Student Athlete Suddent Cardiac Arrest
Sudden Cardiac Arrest
- SCA is a condition in which the heart unexpectedly stops beating, halting blood flow to the brain and vital organs.
- SCA is usually caused by an electrical disturbance in the heart that disrupts pumping, while a heart attack is caused by a blockage of blood flow to the heart.
- SCA results in death if not treated within minutes.
- 2,000 patients under age 25 die of SCA every year in the U.S., the Center for Disease Control estimates.
- The cause of SCA in athletes is unknown, however, young athletes with underlying heart conditions are at greater risk during vigorous exercise.
- Commotio Cordis is caused by a blunt, nonpenetrating blow to the chest. It includes ventricular arrhythmia in an otherwise structurally normal heart.
- Commotio Cordis accounts for approximately 20 percent of sudden cardiac deaths in young athletes.

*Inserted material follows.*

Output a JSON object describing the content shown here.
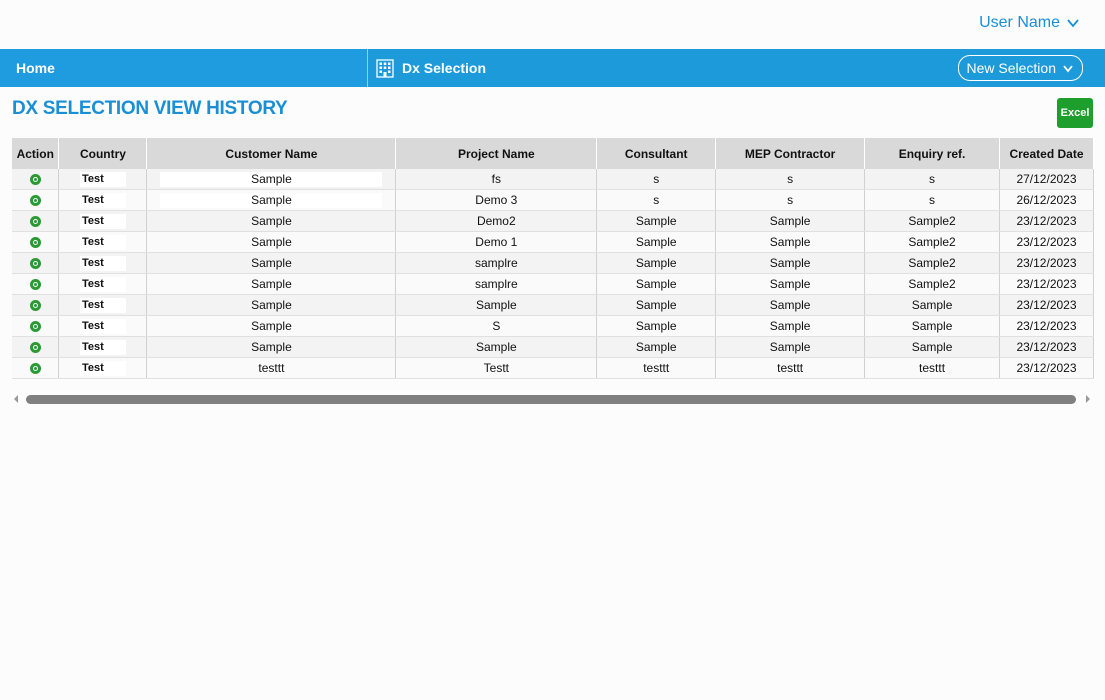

Preparing for Cardiac Emergencies
- Schools, clubs and sports facilities should have emergency action plans that include a response plan for SCA events.
- All facilities where sports are played should have automatic external defibrillators (AEDs) within 1-3 minutes.
- Schools, clubs and sports facilities should have someone on staff trained in CPR.
- When CPR is provided and an AED shock is administered within the first 3 to 5 minutes after a collapse, reported survival rates from cardiac arrest are as high as 74%
Screening Athletes for Cardiovascular Issues
- Athletes should undergo cardiovascular screening before athletic participation.
- A minimum standard of cardiovascular screening should include a comprehensive medical history, family history and physical exam.
- An electrocardiogram (ECG) can help identify underlying cardiac conditions that put athletes at greater risk. However, it’s not a universal standard right now because of cost, physician infrastructure, and sensitivity and specificity concerns.
Signs and Symptoms of Cardiac Arrest in Athletes
- Chest, ear or neck pain
- Severe headache
- Excessive breathlessness
- Vague discomfort
- Dizziness, palpitations
- Abnormal fatigue
- Indigestion, heartburn
- Center chest pain that comes and goes
- Shortness of breath with or without discomfort
- Pressure, squeezing, fullness
- Nausea, vomiting
- Cold sweat
- Pain or discomfort in arms, back, neck, jaw or stomach
Note: Many young cardiac arrest victims have no symptoms until the cardiac arrest occurs.
Sources: NATA, Korey Stringer Institute, American Heart Association